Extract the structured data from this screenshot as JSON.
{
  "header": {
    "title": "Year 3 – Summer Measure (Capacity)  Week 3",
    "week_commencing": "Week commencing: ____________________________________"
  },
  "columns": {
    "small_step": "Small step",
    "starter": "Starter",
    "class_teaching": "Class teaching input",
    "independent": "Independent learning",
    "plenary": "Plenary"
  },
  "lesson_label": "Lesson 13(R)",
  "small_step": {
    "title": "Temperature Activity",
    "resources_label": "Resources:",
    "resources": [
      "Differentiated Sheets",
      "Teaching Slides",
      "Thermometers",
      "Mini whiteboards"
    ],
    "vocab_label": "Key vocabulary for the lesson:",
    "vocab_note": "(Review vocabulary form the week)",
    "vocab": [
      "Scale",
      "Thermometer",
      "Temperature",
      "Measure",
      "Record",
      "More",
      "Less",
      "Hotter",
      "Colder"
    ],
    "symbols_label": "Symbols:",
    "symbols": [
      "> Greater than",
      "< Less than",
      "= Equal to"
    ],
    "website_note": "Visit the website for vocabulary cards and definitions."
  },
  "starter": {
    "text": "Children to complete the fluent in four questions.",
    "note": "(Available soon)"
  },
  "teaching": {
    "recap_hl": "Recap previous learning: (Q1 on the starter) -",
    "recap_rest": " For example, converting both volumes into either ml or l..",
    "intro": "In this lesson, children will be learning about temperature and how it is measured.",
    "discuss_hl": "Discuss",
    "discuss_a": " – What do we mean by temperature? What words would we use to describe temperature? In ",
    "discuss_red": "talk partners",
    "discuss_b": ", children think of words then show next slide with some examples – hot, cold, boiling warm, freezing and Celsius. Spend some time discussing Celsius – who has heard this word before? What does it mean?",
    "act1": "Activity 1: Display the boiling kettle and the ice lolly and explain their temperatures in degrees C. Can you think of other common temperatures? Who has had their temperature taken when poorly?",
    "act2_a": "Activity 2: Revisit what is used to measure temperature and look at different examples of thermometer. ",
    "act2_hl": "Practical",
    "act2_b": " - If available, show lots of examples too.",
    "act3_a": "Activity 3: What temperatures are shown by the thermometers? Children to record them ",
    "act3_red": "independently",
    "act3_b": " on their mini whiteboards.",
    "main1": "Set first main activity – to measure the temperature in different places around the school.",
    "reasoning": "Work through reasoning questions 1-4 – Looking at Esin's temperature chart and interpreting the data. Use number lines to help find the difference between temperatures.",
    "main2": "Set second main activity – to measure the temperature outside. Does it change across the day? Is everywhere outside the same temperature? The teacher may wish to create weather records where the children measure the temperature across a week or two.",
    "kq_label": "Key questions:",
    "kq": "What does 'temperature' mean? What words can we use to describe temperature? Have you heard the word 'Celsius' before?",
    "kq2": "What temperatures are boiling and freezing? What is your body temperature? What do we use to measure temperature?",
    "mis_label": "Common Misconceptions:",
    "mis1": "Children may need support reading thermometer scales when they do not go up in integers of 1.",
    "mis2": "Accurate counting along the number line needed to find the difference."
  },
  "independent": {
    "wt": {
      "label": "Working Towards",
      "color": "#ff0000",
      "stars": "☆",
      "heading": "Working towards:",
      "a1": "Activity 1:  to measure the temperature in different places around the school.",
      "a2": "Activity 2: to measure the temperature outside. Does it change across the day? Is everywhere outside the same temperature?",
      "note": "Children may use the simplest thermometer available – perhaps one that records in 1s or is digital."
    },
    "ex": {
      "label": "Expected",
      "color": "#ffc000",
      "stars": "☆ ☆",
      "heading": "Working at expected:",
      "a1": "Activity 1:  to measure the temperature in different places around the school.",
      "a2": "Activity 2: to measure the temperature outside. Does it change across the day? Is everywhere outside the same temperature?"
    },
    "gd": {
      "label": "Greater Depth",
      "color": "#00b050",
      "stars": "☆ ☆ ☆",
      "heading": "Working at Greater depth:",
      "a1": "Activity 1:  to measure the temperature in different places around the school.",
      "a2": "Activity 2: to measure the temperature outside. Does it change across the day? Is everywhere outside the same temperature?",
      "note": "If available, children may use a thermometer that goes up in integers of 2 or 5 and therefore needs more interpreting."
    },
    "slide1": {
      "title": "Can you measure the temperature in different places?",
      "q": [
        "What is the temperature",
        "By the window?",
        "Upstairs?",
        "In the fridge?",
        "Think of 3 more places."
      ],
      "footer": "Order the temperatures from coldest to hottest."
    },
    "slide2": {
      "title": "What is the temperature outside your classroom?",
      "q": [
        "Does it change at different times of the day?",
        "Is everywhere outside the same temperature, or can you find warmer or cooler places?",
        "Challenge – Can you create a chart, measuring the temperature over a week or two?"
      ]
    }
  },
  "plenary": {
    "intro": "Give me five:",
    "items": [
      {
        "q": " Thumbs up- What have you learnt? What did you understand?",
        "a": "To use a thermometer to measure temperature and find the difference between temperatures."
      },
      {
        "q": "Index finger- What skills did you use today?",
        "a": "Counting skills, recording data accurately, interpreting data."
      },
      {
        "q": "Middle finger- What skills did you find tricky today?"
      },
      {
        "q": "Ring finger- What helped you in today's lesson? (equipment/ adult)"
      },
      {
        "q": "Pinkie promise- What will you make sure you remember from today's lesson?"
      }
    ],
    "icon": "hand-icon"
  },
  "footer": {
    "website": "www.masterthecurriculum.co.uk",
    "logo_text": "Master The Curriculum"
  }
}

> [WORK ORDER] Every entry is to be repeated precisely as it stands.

> [OUTPUT OF THE TASK]
Extract the structured data from this screenshot as JSON.
{
  "header": {
    "title": "Year 3 – Summer Measure (Capacity)  Week 3",
    "week_commencing": "Week commencing: ____________________________________"
  },
  "columns": {
    "small_step": "Small step",
    "starter": "Starter",
    "class_teaching": "Class teaching input",
    "independent": "Independent learning",
    "plenary": "Plenary"
  },
  "lesson_label": "Lesson 13(R)",
  "small_step": {
    "title": "Temperature Activity",
    "resources_label": "Resources:",
    "resources": [
      "Differentiated Sheets",
      "Teaching Slides",
      "Thermometers",
      "Mini whiteboards"
    ],
    "vocab_label": "Key vocabulary for the lesson:",
    "vocab_note": "(Review vocabulary form the week)",
    "vocab": [
      "Scale",
      "Thermometer",
      "Temperature",
      "Measure",
      "Record",
      "More",
      "Less",
      "Hotter",
      "Colder"
    ],
    "symbols_label": "Symbols:",
    "symbols": [
      "> Greater than",
      "< Less than",
      "= Equal to"
    ],
    "website_note": "Visit the website for vocabulary cards and definitions."
  },
  "starter": {
    "text": "Children to complete the fluent in four questions.",
    "note": "(Available soon)"
  },
  "teaching": {
    "recap_hl": "Recap previous learning: (Q1 on the starter) -",
    "recap_rest": " For example, converting both volumes into either ml or l..",
    "intro": "In this lesson, children will be learning about temperature and how it is measured.",
    "discuss_hl": "Discuss",
    "discuss_a": " – What do we mean by temperature? What words would we use to describe temperature? In ",
    "discuss_red": "talk partners",
    "discuss_b": ", children think of words then show next slide with some examples – hot, cold, boiling warm, freezing and Celsius. Spend some time discussing Celsius – who has heard this word before? What does it mean?",
    "act1": "Activity 1: Display the boiling kettle and the ice lolly and explain their temperatures in degrees C. Can you think of other common temperatures? Who has had their temperature taken when poorly?",
    "act2_a": "Activity 2: Revisit what is used to measure temperature and look at different examples of thermometer. ",
    "act2_hl": "Practical",
    "act2_b": " - If available, show lots of examples too.",
    "act3_a": "Activity 3: What temperatures are shown by the thermometers? Children to record them ",
    "act3_red": "independently",
    "act3_b": " on their mini whiteboards.",
    "main1": "Set first main activity – to measure the temperature in different places around the school.",
    "reasoning": "Work through reasoning questions 1-4 – Looking at Esin's temperature chart and interpreting the data. Use number lines to help find the difference between temperatures.",
    "main2": "Set second main activity – to measure the temperature outside. Does it change across the day? Is everywhere outside the same temperature? The teacher may wish to create weather records where the children measure the temperature across a week or two.",
    "kq_label": "Key questions:",
    "kq": "What does 'temperature' mean? What words can we use to describe temperature? Have you heard the word 'Celsius' before?",
    "kq2": "What temperatures are boiling and freezing? What is your body temperature? What do we use to measure temperature?",
    "mis_label": "Common Misconceptions:",
    "mis1": "Children may need support reading thermometer scales when they do not go up in integers of 1.",
    "mis2": "Accurate counting along the number line needed to find the difference."
  },
  "independent": {
    "wt": {
      "label": "Working Towards",
      "color": "#ff0000",
      "stars": "☆",
      "heading": "Working towards:",
      "a1": "Activity 1:  to measure the temperature in different places around the school.",
      "a2": "Activity 2: to measure the temperature outside. Does it change across the day? Is everywhere outside the same temperature?",
      "note": "Children may use the simplest thermometer available – perhaps one that records in 1s or is digital."
    },
    "ex": {
      "label": "Expected",
      "color": "#ffc000",
      "stars": "☆ ☆",
      "heading": "Working at expected:",
      "a1": "Activity 1:  to measure the temperature in different places around the school.",
      "a2": "Activity 2: to measure the temperature outside. Does it change across the day? Is everywhere outside the same temperature?"
    },
    "gd": {
      "label": "Greater Depth",
      "color": "#00b050",
      "stars": "☆ ☆ ☆",
      "heading": "Working at Greater depth:",
      "a1": "Activity 1:  to measure the temperature in different places around the school.",
      "a2": "Activity 2: to measure the temperature outside. Does it change across the day? Is everywhere outside the same temperature?",
      "note": "If available, children may use a thermometer that goes up in integers of 2 or 5 and therefore needs more interpreting."
    },
    "slide1": {
      "title": "Can you measure the temperature in different places?",
      "q": [
        "What is the temperature",
        "By the window?",
        "Upstairs?",
        "In the fridge?",
        "Think of 3 more places."
      ],
      "footer": "Order the temperatures from coldest to hottest."
    },
    "slide2": {
      "title": "What is the temperature outside your classroom?",
      "q": [
        "Does it change at different times of the day?",
        "Is everywhere outside the same temperature, or can you find warmer or cooler places?",
        "Challenge – Can you create a chart, measuring the temperature over a week or two?"
      ]
    }
  },
  "plenary": {
    "intro": "Give me five:",
    "items": [
      {
        "q": " Thumbs up- What have you learnt? What did you understand?",
        "a": "To use a thermometer to measure temperature and find the difference between temperatures."
      },
      {
        "q": "Index finger- What skills did you use today?",
        "a": "Counting skills, recording data accurately, interpreting data."
      },
      {
        "q": "Middle finger- What skills did you find tricky today?"
      },
      {
        "q": "Ring finger- What helped you in today's lesson? (equipment/ adult)"
      },
      {
        "q": "Pinkie promise- What will you make sure you remember from today's lesson?"
      }
    ],
    "icon": "hand-icon"
  },
  "footer": {
    "website": "www.masterthecurriculum.co.uk",
    "logo_text": "Master The Curriculum"
  }
}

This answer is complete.